Please write out each entry below exactly as given.

##############################

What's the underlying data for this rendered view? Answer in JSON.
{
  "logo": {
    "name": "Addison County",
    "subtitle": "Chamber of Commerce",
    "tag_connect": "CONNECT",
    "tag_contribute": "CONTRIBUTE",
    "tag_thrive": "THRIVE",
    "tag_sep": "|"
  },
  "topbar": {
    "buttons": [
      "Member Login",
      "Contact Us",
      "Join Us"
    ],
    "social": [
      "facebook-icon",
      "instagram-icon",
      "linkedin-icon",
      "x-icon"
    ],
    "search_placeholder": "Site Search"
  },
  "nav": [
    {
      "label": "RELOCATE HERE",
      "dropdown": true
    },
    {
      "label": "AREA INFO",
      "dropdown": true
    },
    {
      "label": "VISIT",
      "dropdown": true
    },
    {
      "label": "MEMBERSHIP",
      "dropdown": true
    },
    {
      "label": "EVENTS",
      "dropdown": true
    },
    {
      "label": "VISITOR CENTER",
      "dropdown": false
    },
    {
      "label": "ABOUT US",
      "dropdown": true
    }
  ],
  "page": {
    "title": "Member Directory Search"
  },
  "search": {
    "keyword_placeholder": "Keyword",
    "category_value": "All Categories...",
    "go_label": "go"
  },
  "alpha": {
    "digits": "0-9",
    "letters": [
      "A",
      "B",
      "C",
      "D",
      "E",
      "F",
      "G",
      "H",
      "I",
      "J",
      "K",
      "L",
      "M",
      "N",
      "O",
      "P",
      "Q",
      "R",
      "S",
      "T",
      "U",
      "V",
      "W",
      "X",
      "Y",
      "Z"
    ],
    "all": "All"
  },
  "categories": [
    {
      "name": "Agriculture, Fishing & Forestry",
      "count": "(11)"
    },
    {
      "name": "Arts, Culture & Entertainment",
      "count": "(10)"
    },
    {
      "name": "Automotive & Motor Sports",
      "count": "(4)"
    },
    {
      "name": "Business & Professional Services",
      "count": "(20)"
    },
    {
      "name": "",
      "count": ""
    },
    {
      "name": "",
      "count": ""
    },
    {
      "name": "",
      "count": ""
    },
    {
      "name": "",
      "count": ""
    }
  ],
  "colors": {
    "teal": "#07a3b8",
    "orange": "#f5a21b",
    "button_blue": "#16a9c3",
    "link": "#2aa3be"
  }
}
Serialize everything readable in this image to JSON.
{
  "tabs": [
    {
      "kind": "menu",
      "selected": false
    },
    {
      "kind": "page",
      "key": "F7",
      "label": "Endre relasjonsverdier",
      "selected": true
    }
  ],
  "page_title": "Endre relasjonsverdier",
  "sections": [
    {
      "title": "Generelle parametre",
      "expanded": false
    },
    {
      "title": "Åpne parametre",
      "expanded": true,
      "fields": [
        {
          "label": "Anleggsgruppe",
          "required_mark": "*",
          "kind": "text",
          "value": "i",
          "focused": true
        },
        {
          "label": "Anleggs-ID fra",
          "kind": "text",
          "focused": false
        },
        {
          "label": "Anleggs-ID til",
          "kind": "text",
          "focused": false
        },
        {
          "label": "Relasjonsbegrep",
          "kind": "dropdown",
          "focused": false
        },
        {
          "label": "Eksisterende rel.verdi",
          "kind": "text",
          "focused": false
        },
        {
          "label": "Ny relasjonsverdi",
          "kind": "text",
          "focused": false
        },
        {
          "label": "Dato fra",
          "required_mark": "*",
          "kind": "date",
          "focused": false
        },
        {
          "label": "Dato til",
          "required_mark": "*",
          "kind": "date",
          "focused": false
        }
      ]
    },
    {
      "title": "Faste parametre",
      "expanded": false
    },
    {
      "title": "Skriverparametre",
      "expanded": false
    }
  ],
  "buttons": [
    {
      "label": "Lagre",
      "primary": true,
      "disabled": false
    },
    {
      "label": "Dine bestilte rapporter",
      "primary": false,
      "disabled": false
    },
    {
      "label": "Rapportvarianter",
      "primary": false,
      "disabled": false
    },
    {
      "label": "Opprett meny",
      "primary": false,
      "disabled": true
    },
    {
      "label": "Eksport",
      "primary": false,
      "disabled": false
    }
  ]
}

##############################

## EXERCISE SOLUTION
What's the underlying data for this rendered view? Answer in JSON.
{
  "logo": {
    "name": "Addison County",
    "subtitle": "Chamber of Commerce",
    "tag_connect": "CONNECT",
    "tag_contribute": "CONTRIBUTE",
    "tag_thrive": "THRIVE",
    "tag_sep": "|"
  },
  "topbar": {
    "buttons": [
      "Member Login",
      "Contact Us",
      "Join Us"
    ],
    "social": [
      "facebook-icon",
      "instagram-icon",
      "linkedin-icon",
      "x-icon"
    ],
    "search_placeholder": "Site Search"
  },
  "nav": [
    {
      "label": "RELOCATE HERE",
      "dropdown": true
    },
    {
      "label": "AREA INFO",
      "dropdown": true
    },
    {
      "label": "VISIT",
      "dropdown": true
    },
    {
      "label": "MEMBERSHIP",
      "dropdown": true
    },
    {
      "label": "EVENTS",
      "dropdown": true
    },
    {
      "label": "VISITOR CENTER",
      "dropdown": false
    },
    {
      "label": "ABOUT US",
      "dropdown": true
    }
  ],
  "page": {
    "title": "Member Directory Search"
  },
  "search": {
    "keyword_placeholder": "Keyword",
    "category_value": "All Categories...",
    "go_label": "go"
  },
  "alpha": {
    "digits": "0-9",
    "letters": [
      "A",
      "B",
      "C",
      "D",
      "E",
      "F",
      "G",
      "H",
      "I",
      "J",
      "K",
      "L",
      "M",
      "N",
      "O",
      "P",
      "Q",
      "R",
      "S",
      "T",
      "U",
      "V",
      "W",
      "X",
      "Y",
      "Z"
    ],
    "all": "All"
  },
  "categories": [
    {
      "name": "Agriculture, Fishing & Forestry",
      "count": "(11)"
    },
    {
      "name": "Arts, Culture & Entertainment",
      "count": "(10)"
    },
    {
      "name": "Automotive & Motor Sports",
      "count": "(4)"
    },
    {
      "name": "Business & Professional Services",
      "count": "(20)"
    },
    {
      "name": "",
      "count": ""
    },
    {
      "name": "",
      "count": ""
    },
    {
      "name": "",
      "count": ""
    },
    {
      "name": "",
      "count": ""
    }
  ],
  "colors": {
    "teal": "#07a3b8",
    "orange": "#f5a21b",
    "button_blue": "#16a9c3",
    "link": "#2aa3be"
  }
}
Serialize everything readable in this image to JSON.
{
  "tabs": [
    {
      "kind": "menu",
      "selected": false
    },
    {
      "kind": "page",
      "key": "F7",
      "label": "Endre relasjonsverdier",
      "selected": true
    }
  ],
  "page_title": "Endre relasjonsverdier",
  "sections": [
    {
      "title": "Generelle parametre",
      "expanded": false
    },
    {
      "title": "Åpne parametre",
      "expanded": true,
      "fields": [
        {
          "label": "Anleggsgruppe",
          "required_mark": "*",
          "kind": "text",
          "value": "i",
          "focused": true
        },
        {
          "label": "Anleggs-ID fra",
          "kind": "text",
          "focused": false
        },
        {
          "label": "Anleggs-ID til",
          "kind": "text",
          "focused": false
        },
        {
          "label": "Relasjonsbegrep",
          "kind": "dropdown",
          "focused": false
        },
        {
          "label": "Eksisterende rel.verdi",
          "kind": "text",
          "focused": false
        },
        {
          "label": "Ny relasjonsverdi",
          "kind": "text",
          "focused": false
        },
        {
          "label": "Dato fra",
          "required_mark": "*",
          "kind": "date",
          "focused": false
        },
        {
          "label": "Dato til",
          "required_mark": "*",
          "kind": "date",
          "focused": false
        }
      ]
    },
    {
      "title": "Faste parametre",
      "expanded": false
    },
    {
      "title": "Skriverparametre",
      "expanded": false
    }
  ],
  "buttons": [
    {
      "label": "Lagre",
      "primary": true,
      "disabled": false
    },
    {
      "label": "Dine bestilte rapporter",
      "primary": false,
      "disabled": false
    },
    {
      "label": "Rapportvarianter",
      "primary": false,
      "disabled": false
    },
    {
      "label": "Opprett meny",
      "primary": false,
      "disabled": true
    },
    {
      "label": "Eksport",
      "primary": false,
      "disabled": false
    }
  ]
}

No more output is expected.